Emmanuel Pothos will give the inaugural speech and will welcome us to the Brain Awareness Week 2015. Also, he will present the talk on Neuroaesthetics from Beatriz Calvo-Merino and two neuroart exhibitions: “The Eyes of the Skin: The neuronal Underpinnings of the Bodily self through Photography” by  Alejandro Galvez-Pol and “Drawing neurons. Writing brains. Painting minds” by Albert Barque-Duran.

SPEED-SCIENCE: 18th March, 6pm. City University London, Rhind Building, Room DLG19. 

The public becomes the inquiring body, participating in the delivery of unprecedented fast rounds of swing Q&A. The heroes will be: Eduardo Alonso on artificial intelligence, Peter Ayton on decision-making, Carolyn McGettigan on language and communication, and Elliot Freeman on perception.

TALK: HEROES OF NEURONS: 20th March, 6pm. City University London, Drysdale Building, Room ELG02. 

Semir Zeki and Stefano Sandrone will share with us the most critical figures of the history of neuroscience, the Heroes of Neurons, from Ramón y Cajal to the Nobel prize John O’Keefe. A journey that has been fulfilled with misfortunes, enlightenments, and breakthrough discoveries that have defined the way we understand ourselves.

 View the whole program here.

Facebook: www.facebook.com/heroesofneurons

Twitter: @HeroesofNeurons

Annual Meeting of the Cognitive Neuroscience Society

The Cognitive Neuroscience Society is holding its 22nd Annual Meeting in San Francisco on March 28-31, 2015. There is a full schedule of events, including Invited Symposia, Mini Symposia, Poster Sessions, as well as several award presentations.

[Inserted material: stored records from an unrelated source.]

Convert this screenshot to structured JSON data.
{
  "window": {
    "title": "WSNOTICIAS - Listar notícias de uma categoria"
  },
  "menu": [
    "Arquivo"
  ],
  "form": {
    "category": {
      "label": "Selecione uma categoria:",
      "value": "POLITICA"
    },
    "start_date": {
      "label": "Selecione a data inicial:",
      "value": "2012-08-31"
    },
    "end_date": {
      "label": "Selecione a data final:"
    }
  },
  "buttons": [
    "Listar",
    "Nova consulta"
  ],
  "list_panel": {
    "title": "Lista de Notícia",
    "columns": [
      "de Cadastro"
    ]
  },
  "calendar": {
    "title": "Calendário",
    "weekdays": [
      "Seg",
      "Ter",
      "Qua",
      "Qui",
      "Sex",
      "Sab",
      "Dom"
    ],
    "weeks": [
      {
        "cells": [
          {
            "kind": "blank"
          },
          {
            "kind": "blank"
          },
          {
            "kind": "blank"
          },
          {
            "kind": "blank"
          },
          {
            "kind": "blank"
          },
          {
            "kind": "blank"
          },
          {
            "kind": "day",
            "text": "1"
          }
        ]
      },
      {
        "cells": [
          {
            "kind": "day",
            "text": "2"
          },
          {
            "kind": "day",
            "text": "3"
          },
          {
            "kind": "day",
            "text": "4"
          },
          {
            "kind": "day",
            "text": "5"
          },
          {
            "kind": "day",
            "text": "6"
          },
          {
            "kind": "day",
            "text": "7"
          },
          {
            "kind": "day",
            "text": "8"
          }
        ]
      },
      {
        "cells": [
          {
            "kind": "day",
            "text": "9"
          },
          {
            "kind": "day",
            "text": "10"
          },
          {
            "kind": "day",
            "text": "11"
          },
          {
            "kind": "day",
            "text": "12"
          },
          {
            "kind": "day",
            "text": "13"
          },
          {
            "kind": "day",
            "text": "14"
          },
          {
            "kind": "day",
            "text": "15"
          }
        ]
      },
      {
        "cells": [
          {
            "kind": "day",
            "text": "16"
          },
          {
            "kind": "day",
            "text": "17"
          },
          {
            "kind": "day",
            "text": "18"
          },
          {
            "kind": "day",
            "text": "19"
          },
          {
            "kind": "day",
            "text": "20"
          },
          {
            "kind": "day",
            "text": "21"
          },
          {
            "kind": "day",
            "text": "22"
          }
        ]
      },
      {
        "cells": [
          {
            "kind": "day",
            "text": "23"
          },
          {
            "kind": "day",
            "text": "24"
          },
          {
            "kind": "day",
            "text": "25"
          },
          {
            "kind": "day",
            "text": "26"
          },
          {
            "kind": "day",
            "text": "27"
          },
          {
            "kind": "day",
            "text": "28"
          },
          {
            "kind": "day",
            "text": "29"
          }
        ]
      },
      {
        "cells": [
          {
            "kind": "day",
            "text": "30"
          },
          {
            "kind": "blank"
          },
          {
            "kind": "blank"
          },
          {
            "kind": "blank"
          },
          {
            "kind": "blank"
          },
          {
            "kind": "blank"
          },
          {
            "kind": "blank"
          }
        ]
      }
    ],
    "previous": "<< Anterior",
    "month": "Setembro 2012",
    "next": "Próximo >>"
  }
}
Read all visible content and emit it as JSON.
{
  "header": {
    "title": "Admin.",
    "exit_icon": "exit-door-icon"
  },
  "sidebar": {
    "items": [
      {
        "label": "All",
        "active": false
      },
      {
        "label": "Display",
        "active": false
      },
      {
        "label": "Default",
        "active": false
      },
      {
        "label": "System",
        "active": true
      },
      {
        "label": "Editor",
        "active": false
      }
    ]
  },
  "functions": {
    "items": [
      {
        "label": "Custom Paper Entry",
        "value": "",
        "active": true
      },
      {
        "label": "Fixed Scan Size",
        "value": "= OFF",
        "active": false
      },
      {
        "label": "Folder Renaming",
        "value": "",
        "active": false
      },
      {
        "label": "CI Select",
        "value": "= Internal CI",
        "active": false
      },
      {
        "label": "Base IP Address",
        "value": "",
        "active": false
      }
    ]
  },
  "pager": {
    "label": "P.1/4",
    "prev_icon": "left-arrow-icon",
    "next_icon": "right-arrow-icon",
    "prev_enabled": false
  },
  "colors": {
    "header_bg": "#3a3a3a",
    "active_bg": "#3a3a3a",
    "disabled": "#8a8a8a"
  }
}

For those of us interested in neuroaesthetics, this year’s Keynote speaker is Anjan Chatterjee, who will be delivering a talk on “The neuroscience of aesthetics and art”. Save the date: Saturday, March 28, 2015, 2:00 – 3:00 pm. It’s open to the public!

Keynote abstract

What can neuroscience possibly tell us about aesthetics and art? In this talk, I will offer a framework from which a neuroscientist might decompose aesthetic experiences. I will discuss findings from neurology and cognitive neuroscience that reveal neural structures and networks engaged when we respond to beauty and react to art. I will consider the uneasy relationship between scientific aesthetics and the humanities, dispel some critiques, and acknowledge specific limitations of neuroaesthetics. Finally, informed by our understanding of the neural underpinnings of art, I will speculate about its evolution. Previous debates about whether art-making and appreciation represent an instinct or an epiphenomenon of other evolved capacities are probably not well-framed. I offer a third way to think about why we are now – and perhaps have always been – surrounded by these mysterious objects that we call art.